New Jersey

For a long time, New Jersey’s economic development strategy was to give lavish subsidies to large companies through programs such as the Business Employment Incentive Program and the Economic Development and Growth Program. Eventually, the drawbacks of this system became clear. 

Two audits in the late 2010s documented serious mismanagement by the New Jersey Economic Development Authority (NJEDA), and a task force on incentives found signs of corruption, subsidy overpayments, and companies lying on subsidy applications.  

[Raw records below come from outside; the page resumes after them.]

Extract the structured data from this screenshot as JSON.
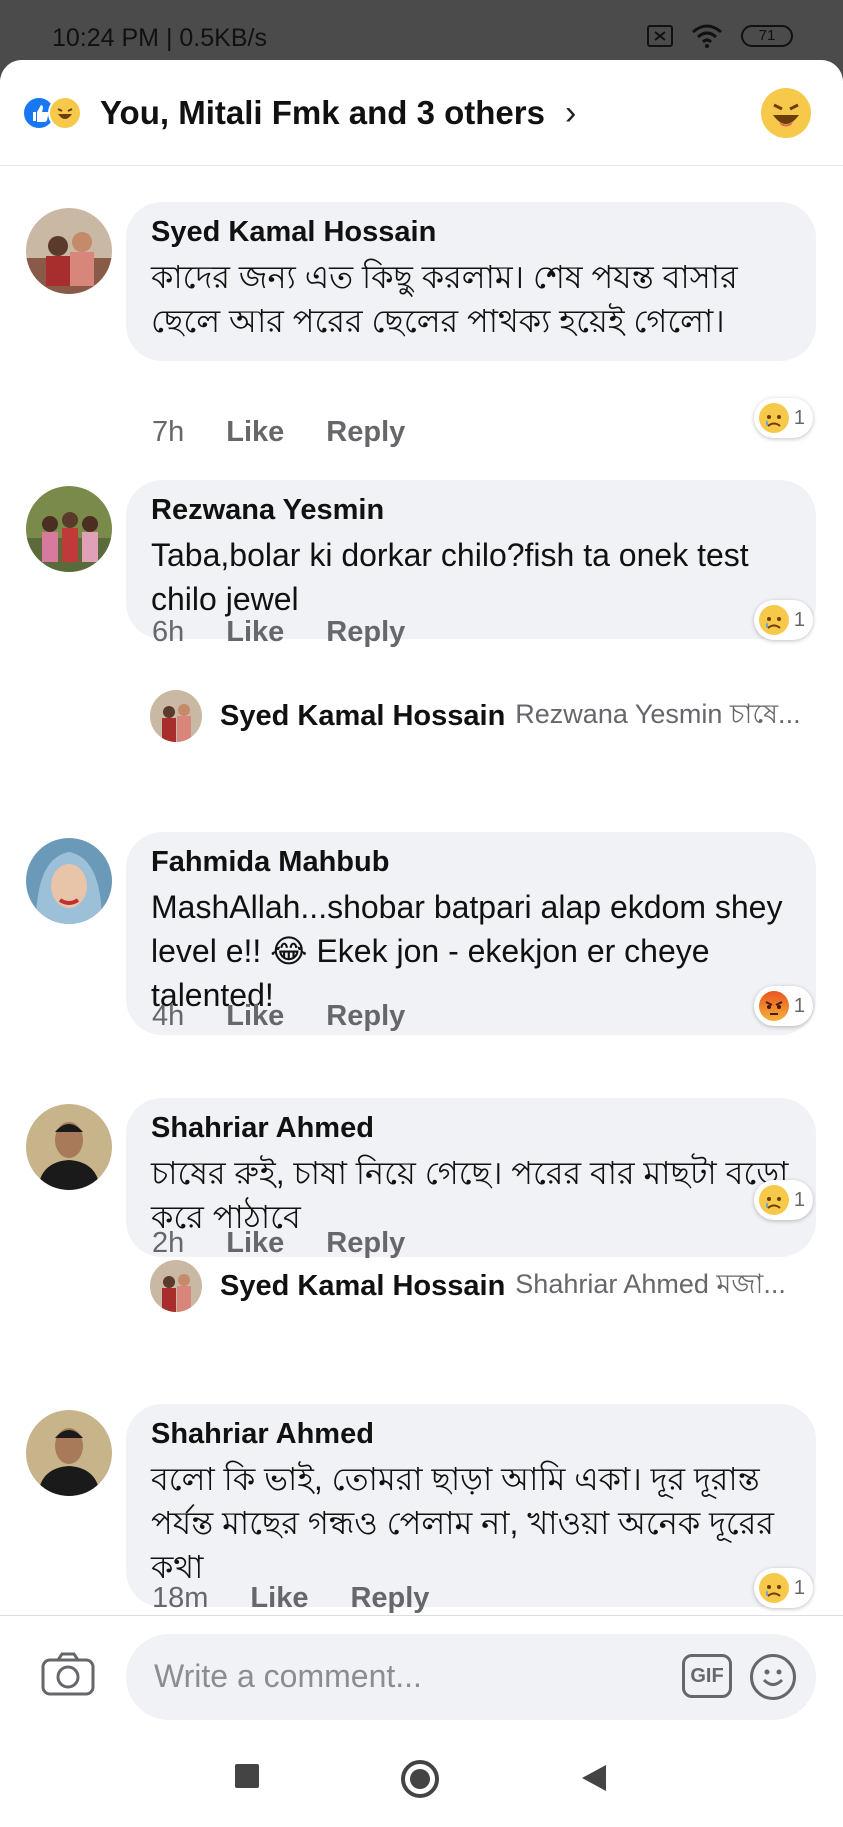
{
  "status": {
    "time": "10:24 PM | 0.5KB/s",
    "battery": "71"
  },
  "header": {
    "title": "You, Mitali Fmk and 3 others"
  },
  "comments": [
    {
      "author": "Syed Kamal Hossain",
      "text": "কাদের জন্য এত কিছু করলাম। শেষ পযন্ত বাসার ছেলে আর পরের ছেলের পাথক্য হয়েই গেলো।",
      "time": "7h",
      "like": "Like",
      "reply": "Reply",
      "react_count": "1",
      "react_icon": "sad-react-icon"
    },
    {
      "author": "Rezwana Yesmin",
      "text": "Taba,bolar ki dorkar chilo?fish ta onek test chilo jewel",
      "time": "6h",
      "like": "Like",
      "reply": "Reply",
      "react_count": "1",
      "react_icon": "sad-react-icon"
    },
    {
      "author": "Fahmida Mahbub",
      "text": "MashAllah...shobar batpari alap ekdom shey level e!! 😂 Ekek jon - ekekjon er cheye talented!",
      "time": "4h",
      "like": "Like",
      "reply": "Reply",
      "react_count": "1",
      "react_icon": "angry-react-icon"
    },
    {
      "author": "Shahriar Ahmed",
      "text": "চাষের রুই, চাষা নিয়ে গেছে। পরের বার মাছটা বড়ো করে পাঠাবে",
      "time": "2h",
      "like": "Like",
      "reply": "Reply",
      "react_count": "1",
      "react_icon": "sad-react-icon"
    },
    {
      "author": "Shahriar Ahmed",
      "text": "বলো কি ভাই, তোমরা ছাড়া আমি একা। দূর দূরান্ত পর্যন্ত মাছের গন্ধও পেলাম না, খাওয়া অনেক দূরের কথা",
      "time": "18m",
      "like": "Like",
      "reply": "Reply",
      "react_count": "1",
      "react_icon": "sad-react-icon"
    }
  ],
  "replies": [
    {
      "author": "Syed Kamal Hossain",
      "preview": "Rezwana Yesmin চাষে..."
    },
    {
      "author": "Syed Kamal Hossain",
      "preview": "Shahriar Ahmed মজা..."
    }
  ],
  "composer": {
    "placeholder": "Write a comment...",
    "gif": "GIF"
  },
  "colors": {
    "like_blue": "#1877f2",
    "haha_yellow": "#f7c94a",
    "bubble_gray": "#f0f2f5",
    "meta_gray": "#65676b"
  }
}
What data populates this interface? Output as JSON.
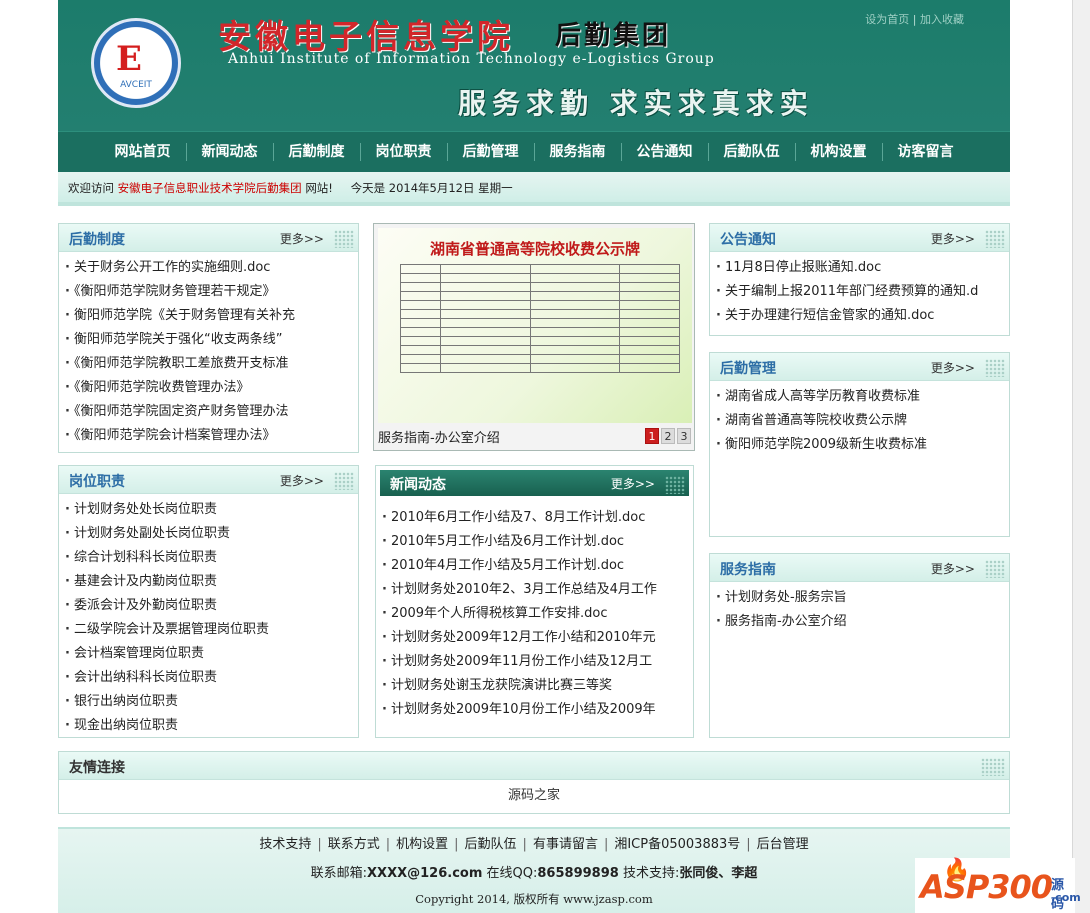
{
  "header": {
    "title_cn": "安徽电子信息学院",
    "title_cn2": "后勤集团",
    "title_en": "Anhui Institute of Information Technology e-Logistics Group",
    "slogan": "服务求勤 求实求真求实",
    "logo_abbr": "AVCEIT",
    "top_links": [
      "设为首页",
      "加入收藏"
    ]
  },
  "nav": [
    "网站首页",
    "新闻动态",
    "后勤制度",
    "岗位职责",
    "后勤管理",
    "服务指南",
    "公告通知",
    "后勤队伍",
    "机构设置",
    "访客留言"
  ],
  "welcome": {
    "prefix": "欢迎访问",
    "site": "安徽电子信息职业技术学院后勤集团",
    "suffix": "网站!",
    "date": "今天是 2014年5月12日 星期一"
  },
  "more": "更多>>",
  "boxes": {
    "houqin_zhidu": {
      "title": "后勤制度",
      "items": [
        "关于财务公开工作的实施细则.doc",
        "《衡阳师范学院财务管理若干规定》",
        "衡阳师范学院《关于财务管理有关补充",
        "衡阳师范学院关于强化“收支两条线”",
        "《衡阳师范学院教职工差旅费开支标准",
        "《衡阳师范学院收费管理办法》",
        "《衡阳师范学院固定资产财务管理办法",
        "《衡阳师范学院会计档案管理办法》"
      ]
    },
    "gangwei_zhize": {
      "title": "岗位职责",
      "items": [
        "计划财务处处长岗位职责",
        "计划财务处副处长岗位职责",
        "综合计划科科长岗位职责",
        "基建会计及内勤岗位职责",
        "委派会计及外勤岗位职责",
        "二级学院会计及票据管理岗位职责",
        "会计档案管理岗位职责",
        "会计出纳科科长岗位职责",
        "银行出纳岗位职责",
        "现金出纳岗位职责"
      ]
    },
    "xinwen": {
      "title": "新闻动态",
      "items": [
        "2010年6月工作小结及7、8月工作计划.doc",
        "2010年5月工作小结及6月工作计划.doc",
        "2010年4月工作小结及5月工作计划.doc",
        "计划财务处2010年2、3月工作总结及4月工作",
        "2009年个人所得税核算工作安排.doc",
        "计划财务处2009年12月工作小结和2010年元",
        "计划财务处2009年11月份工作小结及12月工",
        "计划财务处谢玉龙获院演讲比赛三等奖",
        "计划财务处2009年10月份工作小结及2009年"
      ]
    },
    "gonggao": {
      "title": "公告通知",
      "items": [
        "11月8日停止报账通知.doc",
        "关于编制上报2011年部门经费预算的通知.d",
        "关于办理建行短信金管家的通知.doc"
      ]
    },
    "houqin_guanli": {
      "title": "后勤管理",
      "items": [
        "湖南省成人高等学历教育收费标准",
        "湖南省普通高等院校收费公示牌",
        "衡阳师范学院2009级新生收费标准"
      ]
    },
    "fuwu_zhinan": {
      "title": "服务指南",
      "items": [
        "计划财务处-服务宗旨",
        "服务指南-办公室介绍"
      ]
    }
  },
  "slide": {
    "notice_title": "湖南省普通高等院校收费公示牌",
    "caption": "服务指南-办公室介绍",
    "pages": [
      "1",
      "2",
      "3"
    ],
    "active_page": 1
  },
  "friend": {
    "title": "友情连接",
    "link": "源码之家"
  },
  "footer": {
    "links": [
      "技术支持",
      "联系方式",
      "机构设置",
      "后勤队伍",
      "有事请留言",
      "湘ICP备05003883号",
      "后台管理"
    ],
    "contact_email_label": "联系邮箱:",
    "contact_email": "XXXX@126.com",
    "contact_qq_label": "在线QQ:",
    "contact_qq": "865899898",
    "tech_label": "技术支持:",
    "tech_names": "张同俊、李超",
    "copyright": "Copyright 2014, 版权所有 www.jzasp.com"
  },
  "watermark": {
    "brand": "ASP300",
    "side1": "源码",
    "side2": ".com"
  }
}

Despite promises of reform, the state legislature at the end of 2020 quickly passed a package of new subsidy programs that will cost state taxpayers $14.3 billion (this amount included pandemic relief funds). Two new programs only, Emerge and Aspire, will cost $1.1 billion a year for the next six years. One of the first deals approved under the new system was a $110 million megadeal to simply retain a company, Fiserv Solutions. A report by the State Comptroller found that the NJEDA still has more work to do to improve subsidy oversight and safeguards to protect public money from going to companies that fail to deliver. 

The NJEDA board approves subsidy applications for major programs and the agency manages those programs. The Department of Revenue administers the remaining tax-based subsidies. 

New Jersey has adequate disclosure of major programs, including legacy programs. The NJEDA discloses company names, approved and dispersed subsidy amounts, and job promises and outcomes. Two days before its board meetings, the NJEDA posts to its website the names of companies applying for subsidies. On the downside, there is no good clawback transparency. 

The state lists seven programs under the GASB 77 rule. About one-fifth of all school districts report foregone revenue under the rule. The remaining school districts mention the rule but do not report the amounts; instead, they refer to tax-rate changes in identical, boilerplate statements (municipalities must adjust taxes to make up for any foregone revenue school districts experience). 

Our database tracking corporate misconduct, Violation Tracker, scours 450 federal, state and local agencies in compiling resolved civil and criminal cases against companies. See the list of state agencies from which we collect information in New Jersey.

Last updated December 2023. 

For more information, contact Anya Gizis at [email protected].